** Exercise directions **
Reproduce the entries so that every line matches the original exactly.

Dataset rows for apps and sites:
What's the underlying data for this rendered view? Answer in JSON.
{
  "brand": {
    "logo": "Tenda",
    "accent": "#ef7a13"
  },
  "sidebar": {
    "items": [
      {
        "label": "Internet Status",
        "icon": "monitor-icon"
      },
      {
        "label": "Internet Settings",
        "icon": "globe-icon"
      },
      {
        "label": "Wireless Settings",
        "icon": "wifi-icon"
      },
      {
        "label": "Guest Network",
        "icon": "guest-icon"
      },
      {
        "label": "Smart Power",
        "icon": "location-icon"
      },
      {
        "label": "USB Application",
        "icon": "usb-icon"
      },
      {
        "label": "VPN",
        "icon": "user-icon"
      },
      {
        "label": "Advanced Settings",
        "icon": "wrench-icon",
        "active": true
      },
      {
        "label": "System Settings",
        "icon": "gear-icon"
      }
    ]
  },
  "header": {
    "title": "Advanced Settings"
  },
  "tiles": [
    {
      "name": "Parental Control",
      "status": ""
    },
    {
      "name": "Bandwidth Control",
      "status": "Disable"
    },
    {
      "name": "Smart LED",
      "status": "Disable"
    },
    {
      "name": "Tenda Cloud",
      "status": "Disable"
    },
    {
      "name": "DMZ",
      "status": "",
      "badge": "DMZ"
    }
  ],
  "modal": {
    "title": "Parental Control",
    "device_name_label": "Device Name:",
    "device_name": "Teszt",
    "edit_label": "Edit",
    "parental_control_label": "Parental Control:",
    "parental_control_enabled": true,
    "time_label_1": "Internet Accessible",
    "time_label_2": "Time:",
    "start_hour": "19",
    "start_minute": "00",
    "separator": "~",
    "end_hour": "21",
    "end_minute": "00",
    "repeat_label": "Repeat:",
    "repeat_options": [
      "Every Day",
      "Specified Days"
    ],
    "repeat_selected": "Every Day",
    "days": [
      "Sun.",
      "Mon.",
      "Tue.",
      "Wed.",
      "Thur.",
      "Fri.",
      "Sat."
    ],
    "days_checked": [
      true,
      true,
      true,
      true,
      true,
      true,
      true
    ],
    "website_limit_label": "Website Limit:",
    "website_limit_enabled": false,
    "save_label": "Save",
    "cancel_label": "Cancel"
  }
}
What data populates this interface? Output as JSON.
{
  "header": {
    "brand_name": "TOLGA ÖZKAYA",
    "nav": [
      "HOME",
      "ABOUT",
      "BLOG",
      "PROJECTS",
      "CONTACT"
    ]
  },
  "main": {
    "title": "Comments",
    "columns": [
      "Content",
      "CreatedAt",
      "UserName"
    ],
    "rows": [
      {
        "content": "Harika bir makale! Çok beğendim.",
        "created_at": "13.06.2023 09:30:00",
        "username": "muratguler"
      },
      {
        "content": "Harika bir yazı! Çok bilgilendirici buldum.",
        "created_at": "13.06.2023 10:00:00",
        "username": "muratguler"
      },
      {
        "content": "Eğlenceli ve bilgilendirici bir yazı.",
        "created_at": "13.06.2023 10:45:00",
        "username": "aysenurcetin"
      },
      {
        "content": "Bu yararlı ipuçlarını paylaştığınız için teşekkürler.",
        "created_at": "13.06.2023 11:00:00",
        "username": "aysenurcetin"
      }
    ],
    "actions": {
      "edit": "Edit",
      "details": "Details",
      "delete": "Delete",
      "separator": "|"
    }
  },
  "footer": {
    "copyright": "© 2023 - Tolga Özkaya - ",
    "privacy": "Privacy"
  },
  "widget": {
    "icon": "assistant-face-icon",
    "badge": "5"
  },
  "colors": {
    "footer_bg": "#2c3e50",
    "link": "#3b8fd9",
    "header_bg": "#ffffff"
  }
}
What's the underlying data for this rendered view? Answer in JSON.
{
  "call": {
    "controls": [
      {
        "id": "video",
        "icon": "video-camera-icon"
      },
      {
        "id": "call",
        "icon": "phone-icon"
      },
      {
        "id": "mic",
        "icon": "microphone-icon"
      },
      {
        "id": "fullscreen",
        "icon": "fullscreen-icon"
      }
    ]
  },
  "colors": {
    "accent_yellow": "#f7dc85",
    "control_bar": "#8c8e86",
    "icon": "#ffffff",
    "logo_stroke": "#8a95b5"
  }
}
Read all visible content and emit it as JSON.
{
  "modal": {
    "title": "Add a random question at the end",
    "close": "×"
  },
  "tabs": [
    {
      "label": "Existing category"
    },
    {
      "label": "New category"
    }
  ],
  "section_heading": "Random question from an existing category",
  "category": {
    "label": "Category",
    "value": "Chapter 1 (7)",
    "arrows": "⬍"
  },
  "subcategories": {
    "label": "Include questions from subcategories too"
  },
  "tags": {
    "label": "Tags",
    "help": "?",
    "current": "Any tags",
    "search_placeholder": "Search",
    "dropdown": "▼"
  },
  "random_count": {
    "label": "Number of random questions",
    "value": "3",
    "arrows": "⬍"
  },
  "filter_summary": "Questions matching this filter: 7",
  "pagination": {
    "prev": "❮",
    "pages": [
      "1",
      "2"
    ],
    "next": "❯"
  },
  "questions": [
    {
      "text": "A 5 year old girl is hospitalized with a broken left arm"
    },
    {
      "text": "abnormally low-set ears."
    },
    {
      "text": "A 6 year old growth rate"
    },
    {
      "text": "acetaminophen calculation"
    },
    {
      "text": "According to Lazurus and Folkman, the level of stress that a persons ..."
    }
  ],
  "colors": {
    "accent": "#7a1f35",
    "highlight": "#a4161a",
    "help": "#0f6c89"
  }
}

** Exercise response **
What's the underlying data for this rendered view? Answer in JSON.
{
  "brand": {
    "logo": "Tenda",
    "accent": "#ef7a13"
  },
  "sidebar": {
    "items": [
      {
        "label": "Internet Status",
        "icon": "monitor-icon"
      },
      {
        "label": "Internet Settings",
        "icon": "globe-icon"
      },
      {
        "label": "Wireless Settings",
        "icon": "wifi-icon"
      },
      {
        "label": "Guest Network",
        "icon": "guest-icon"
      },
      {
        "label": "Smart Power",
        "icon": "location-icon"
      },
      {
        "label": "USB Application",
        "icon": "usb-icon"
      },
      {
        "label": "VPN",
        "icon": "user-icon"
      },
      {
        "label": "Advanced Settings",
        "icon": "wrench-icon",
        "active": true
      },
      {
        "label": "System Settings",
        "icon": "gear-icon"
      }
    ]
  },
  "header": {
    "title": "Advanced Settings"
  },
  "tiles": [
    {
      "name": "Parental Control",
      "status": ""
    },
    {
      "name": "Bandwidth Control",
      "status": "Disable"
    },
    {
      "name": "Smart LED",
      "status": "Disable"
    },
    {
      "name": "Tenda Cloud",
      "status": "Disable"
    },
    {
      "name": "DMZ",
      "status": "",
      "badge": "DMZ"
    }
  ],
  "modal": {
    "title": "Parental Control",
    "device_name_label": "Device Name:",
    "device_name": "Teszt",
    "edit_label": "Edit",
    "parental_control_label": "Parental Control:",
    "parental_control_enabled": true,
    "time_label_1": "Internet Accessible",
    "time_label_2": "Time:",
    "start_hour": "19",
    "start_minute": "00",
    "separator": "~",
    "end_hour": "21",
    "end_minute": "00",
    "repeat_label": "Repeat:",
    "repeat_options": [
      "Every Day",
      "Specified Days"
    ],
    "repeat_selected": "Every Day",
    "days": [
      "Sun.",
      "Mon.",
      "Tue.",
      "Wed.",
      "Thur.",
      "Fri.",
      "Sat."
    ],
    "days_checked": [
      true,
      true,
      true,
      true,
      true,
      true,
      true
    ],
    "website_limit_label": "Website Limit:",
    "website_limit_enabled": false,
    "save_label": "Save",
    "cancel_label": "Cancel"
  }
}
What data populates this interface? Output as JSON.
{
  "header": {
    "brand_name": "TOLGA ÖZKAYA",
    "nav": [
      "HOME",
      "ABOUT",
      "BLOG",
      "PROJECTS",
      "CONTACT"
    ]
  },
  "main": {
    "title": "Comments",
    "columns": [
      "Content",
      "CreatedAt",
      "UserName"
    ],
    "rows": [
      {
        "content": "Harika bir makale! Çok beğendim.",
        "created_at": "13.06.2023 09:30:00",
        "username": "muratguler"
      },
      {
        "content": "Harika bir yazı! Çok bilgilendirici buldum.",
        "created_at": "13.06.2023 10:00:00",
        "username": "muratguler"
      },
      {
        "content": "Eğlenceli ve bilgilendirici bir yazı.",
        "created_at": "13.06.2023 10:45:00",
        "username": "aysenurcetin"
      },
      {
        "content": "Bu yararlı ipuçlarını paylaştığınız için teşekkürler.",
        "created_at": "13.06.2023 11:00:00",
        "username": "aysenurcetin"
      }
    ],
    "actions": {
      "edit": "Edit",
      "details": "Details",
      "delete": "Delete",
      "separator": "|"
    }
  },
  "footer": {
    "copyright": "© 2023 - Tolga Özkaya - ",
    "privacy": "Privacy"
  },
  "widget": {
    "icon": "assistant-face-icon",
    "badge": "5"
  },
  "colors": {
    "footer_bg": "#2c3e50",
    "link": "#3b8fd9",
    "header_bg": "#ffffff"
  }
}
What's the underlying data for this rendered view? Answer in JSON.
{
  "call": {
    "controls": [
      {
        "id": "video",
        "icon": "video-camera-icon"
      },
      {
        "id": "call",
        "icon": "phone-icon"
      },
      {
        "id": "mic",
        "icon": "microphone-icon"
      },
      {
        "id": "fullscreen",
        "icon": "fullscreen-icon"
      }
    ]
  },
  "colors": {
    "accent_yellow": "#f7dc85",
    "control_bar": "#8c8e86",
    "icon": "#ffffff",
    "logo_stroke": "#8a95b5"
  }
}
Read all visible content and emit it as JSON.
{
  "modal": {
    "title": "Add a random question at the end",
    "close": "×"
  },
  "tabs": [
    {
      "label": "Existing category"
    },
    {
      "label": "New category"
    }
  ],
  "section_heading": "Random question from an existing category",
  "category": {
    "label": "Category",
    "value": "Chapter 1 (7)",
    "arrows": "⬍"
  },
  "subcategories": {
    "label": "Include questions from subcategories too"
  },
  "tags": {
    "label": "Tags",
    "help": "?",
    "current": "Any tags",
    "search_placeholder": "Search",
    "dropdown": "▼"
  },
  "random_count": {
    "label": "Number of random questions",
    "value": "3",
    "arrows": "⬍"
  },
  "filter_summary": "Questions matching this filter: 7",
  "pagination": {
    "prev": "❮",
    "pages": [
      "1",
      "2"
    ],
    "next": "❯"
  },
  "questions": [
    {
      "text": "A 5 year old girl is hospitalized with a broken left arm"
    },
    {
      "text": "abnormally low-set ears."
    },
    {
      "text": "A 6 year old growth rate"
    },
    {
      "text": "acetaminophen calculation"
    },
    {
      "text": "According to Lazurus and Folkman, the level of stress that a persons ..."
    }
  ],
  "colors": {
    "accent": "#7a1f35",
    "highlight": "#a4161a",
    "help": "#0f6c89"
  }
}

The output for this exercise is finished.